▶ **THE PROBLEM**
Your job is to return every line in the data holding the string "emoji".

▶ **DATASET ENTRIES**
● ● ● ● ● ● ●
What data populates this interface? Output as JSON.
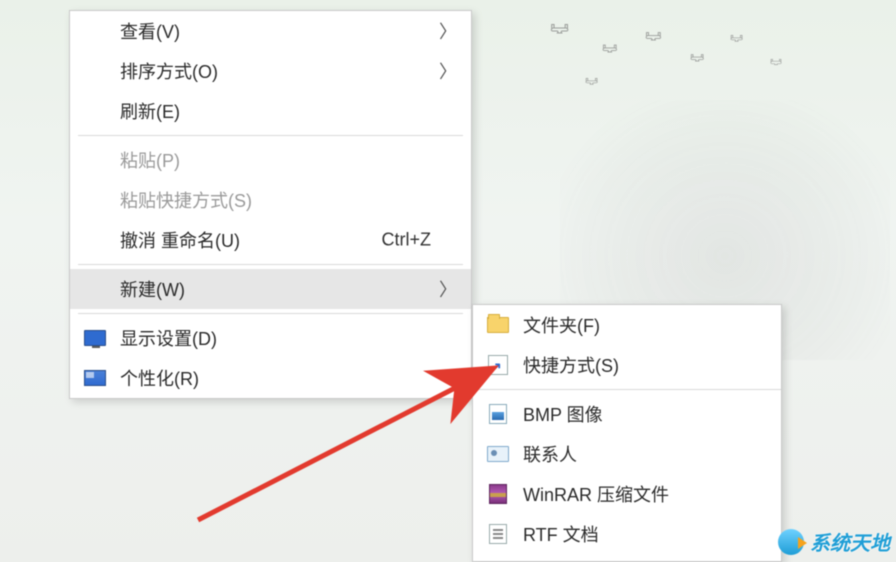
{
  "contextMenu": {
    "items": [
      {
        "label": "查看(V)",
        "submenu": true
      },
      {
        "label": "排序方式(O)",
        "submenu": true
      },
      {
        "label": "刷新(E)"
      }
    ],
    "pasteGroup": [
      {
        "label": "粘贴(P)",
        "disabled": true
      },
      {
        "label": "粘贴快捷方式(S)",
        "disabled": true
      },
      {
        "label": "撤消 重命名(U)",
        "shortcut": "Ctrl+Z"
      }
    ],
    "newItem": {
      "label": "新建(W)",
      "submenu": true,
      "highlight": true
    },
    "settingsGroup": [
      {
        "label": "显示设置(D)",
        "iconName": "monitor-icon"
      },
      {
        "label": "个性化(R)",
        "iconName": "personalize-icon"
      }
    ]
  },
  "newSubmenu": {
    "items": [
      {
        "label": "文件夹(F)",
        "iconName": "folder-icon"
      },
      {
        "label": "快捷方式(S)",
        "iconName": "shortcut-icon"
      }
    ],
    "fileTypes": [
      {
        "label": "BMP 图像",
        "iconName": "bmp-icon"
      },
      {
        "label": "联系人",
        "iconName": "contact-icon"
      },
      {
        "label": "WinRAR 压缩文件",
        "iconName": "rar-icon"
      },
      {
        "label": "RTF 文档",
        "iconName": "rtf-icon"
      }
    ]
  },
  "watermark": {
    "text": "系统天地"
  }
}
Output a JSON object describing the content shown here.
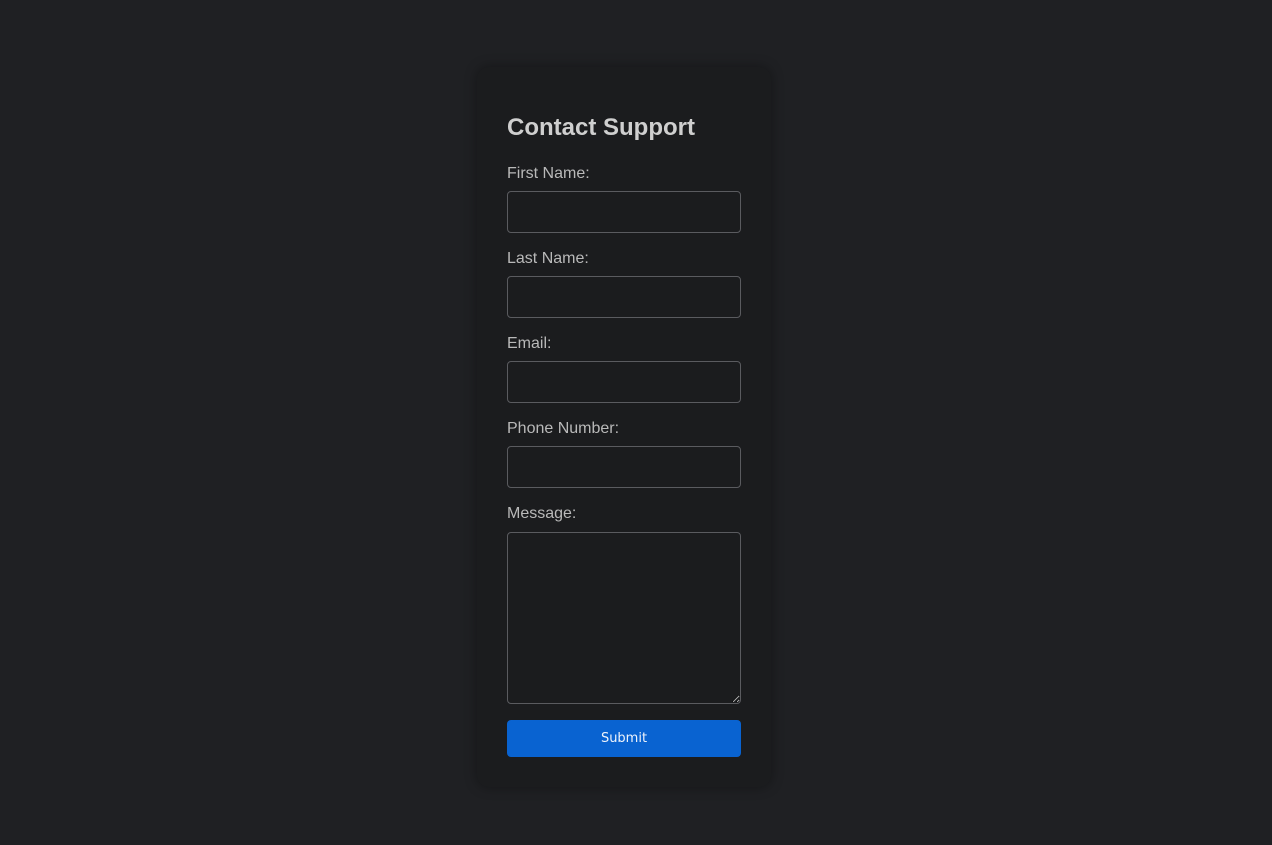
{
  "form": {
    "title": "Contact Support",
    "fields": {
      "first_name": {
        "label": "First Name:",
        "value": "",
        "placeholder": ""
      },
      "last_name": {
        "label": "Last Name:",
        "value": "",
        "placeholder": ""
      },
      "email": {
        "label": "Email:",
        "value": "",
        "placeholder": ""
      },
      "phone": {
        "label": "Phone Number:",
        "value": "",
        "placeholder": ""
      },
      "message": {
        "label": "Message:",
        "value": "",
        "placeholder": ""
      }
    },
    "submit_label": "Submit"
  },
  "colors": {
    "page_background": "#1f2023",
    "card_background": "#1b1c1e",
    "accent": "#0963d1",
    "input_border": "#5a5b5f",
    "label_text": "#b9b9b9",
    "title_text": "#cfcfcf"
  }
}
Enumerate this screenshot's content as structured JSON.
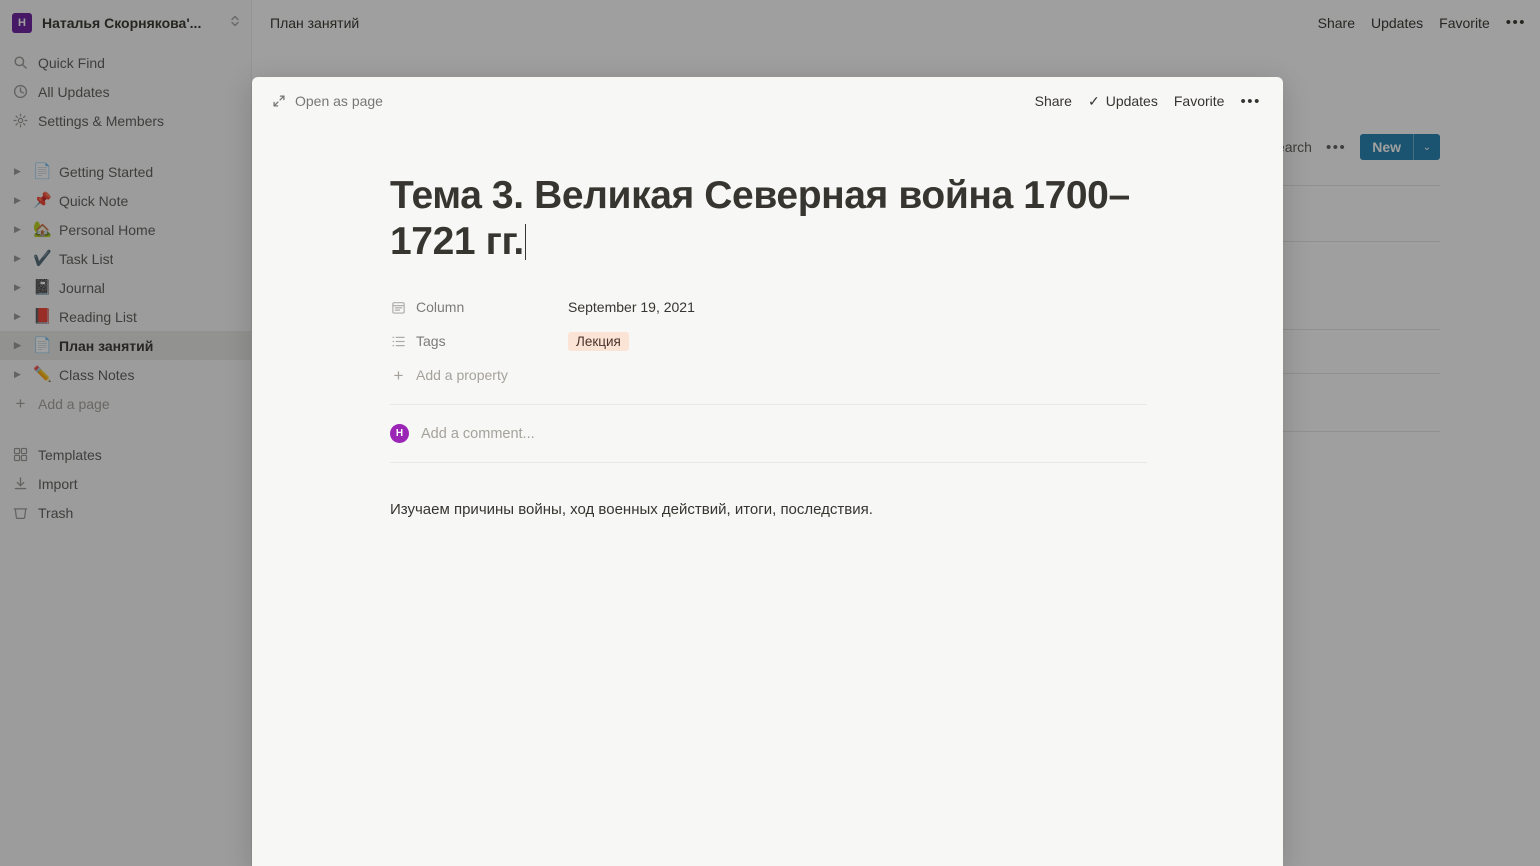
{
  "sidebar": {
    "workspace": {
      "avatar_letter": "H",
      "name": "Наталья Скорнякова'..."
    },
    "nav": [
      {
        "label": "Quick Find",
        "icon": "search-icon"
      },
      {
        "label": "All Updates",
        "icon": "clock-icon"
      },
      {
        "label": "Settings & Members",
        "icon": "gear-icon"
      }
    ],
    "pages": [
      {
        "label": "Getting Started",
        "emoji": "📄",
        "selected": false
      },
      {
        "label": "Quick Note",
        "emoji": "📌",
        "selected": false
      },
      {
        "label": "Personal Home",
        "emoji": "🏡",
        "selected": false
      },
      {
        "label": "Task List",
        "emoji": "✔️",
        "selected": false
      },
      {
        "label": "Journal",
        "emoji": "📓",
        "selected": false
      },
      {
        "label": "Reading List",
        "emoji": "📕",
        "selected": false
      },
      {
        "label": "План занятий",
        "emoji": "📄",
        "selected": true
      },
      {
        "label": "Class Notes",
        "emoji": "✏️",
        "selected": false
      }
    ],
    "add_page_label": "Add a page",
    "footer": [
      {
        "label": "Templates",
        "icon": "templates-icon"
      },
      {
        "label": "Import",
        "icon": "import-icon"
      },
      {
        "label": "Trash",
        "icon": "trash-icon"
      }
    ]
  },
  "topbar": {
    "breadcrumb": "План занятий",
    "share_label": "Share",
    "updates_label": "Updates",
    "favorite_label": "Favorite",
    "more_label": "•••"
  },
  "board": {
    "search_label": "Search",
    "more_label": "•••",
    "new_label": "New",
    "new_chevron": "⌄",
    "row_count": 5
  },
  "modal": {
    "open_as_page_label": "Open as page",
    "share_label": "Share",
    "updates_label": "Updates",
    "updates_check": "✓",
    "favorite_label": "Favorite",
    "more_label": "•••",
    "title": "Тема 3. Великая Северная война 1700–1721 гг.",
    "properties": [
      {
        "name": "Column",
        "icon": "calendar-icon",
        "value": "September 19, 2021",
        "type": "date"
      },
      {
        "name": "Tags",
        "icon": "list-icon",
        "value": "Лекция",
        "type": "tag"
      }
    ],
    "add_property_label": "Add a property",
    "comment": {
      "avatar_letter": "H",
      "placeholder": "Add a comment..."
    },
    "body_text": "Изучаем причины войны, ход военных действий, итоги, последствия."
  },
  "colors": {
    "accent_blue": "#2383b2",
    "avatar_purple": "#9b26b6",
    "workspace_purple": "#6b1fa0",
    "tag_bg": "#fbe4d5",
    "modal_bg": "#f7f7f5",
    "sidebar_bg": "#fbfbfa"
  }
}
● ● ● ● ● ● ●
▶ **EXERCISE ANSWER**
        "emoji": "📄",
        "emoji": "📌",
        "emoji": "🏡",
        "emoji": "✔️",
        "emoji": "📓",
        "emoji": "📕",
        "emoji": "📄",
        "emoji": "✏️",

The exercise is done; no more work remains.